Peter is correct. You do have a positive so that warrants further investigation. Here is a link supporting our comments: http://www.cureceliacdisease.org/faq/are-raised-dgp-igg-levels-an-early-sign-of-celiac-disease/ http://www.mayomedicallaboratories.com/it-mmfiles/Celiac_Disease_Diagnostic_Testing_Algorithm.pdf Does she have celiac disease? You will never know for sure without an endoscopy. Even then, there is a chance the biopsies are negative, but keep in mind that she might just be starting to develop celiac disease or that the damage was not captured (the small intestine is the size of a tennis court if spread out). Personally, I tested negative on all but the DGP IgA, yet I had moderate to severe intestinal damage. The celiac blood tests are good, but they do not catch all celiacs, some celiacs can even test negative to ALL the blood tests. Consider yourself fortunate that your doctor ordered several of the tests and not just the screening TTG IgA (very good, keeps cost down, but does not catch all). The DGP is the preferred test in small children. I do not know why it caught me because I am old, but it did! Confusing, isn't it? I wish there was an easier way to diagnose, but we have to work with what we have available to us.

Thank you for your reply, though it's not necessarily what I wanted to hear, it is what I was thinking.

you're lucky you dont catch colds. im the opposite i catch everything very easily and get alot sicker than whoever i caught it from and take much longer to get better.

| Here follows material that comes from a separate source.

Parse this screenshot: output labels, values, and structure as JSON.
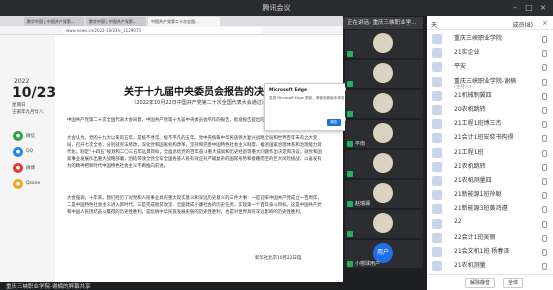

Even one positive can be diagnostic. This is one: Gliadin deamidated peptide IgG 33.9. If unsure, a biopsy of the small intestine will provide definite confirmation. There is a control test to validate the other ones, but I don't see it there. What is does is validate the others by checking on the overall antibody levels. But it is to detect possible false negatives. A positive is a positive. I think your daughter has joined our club.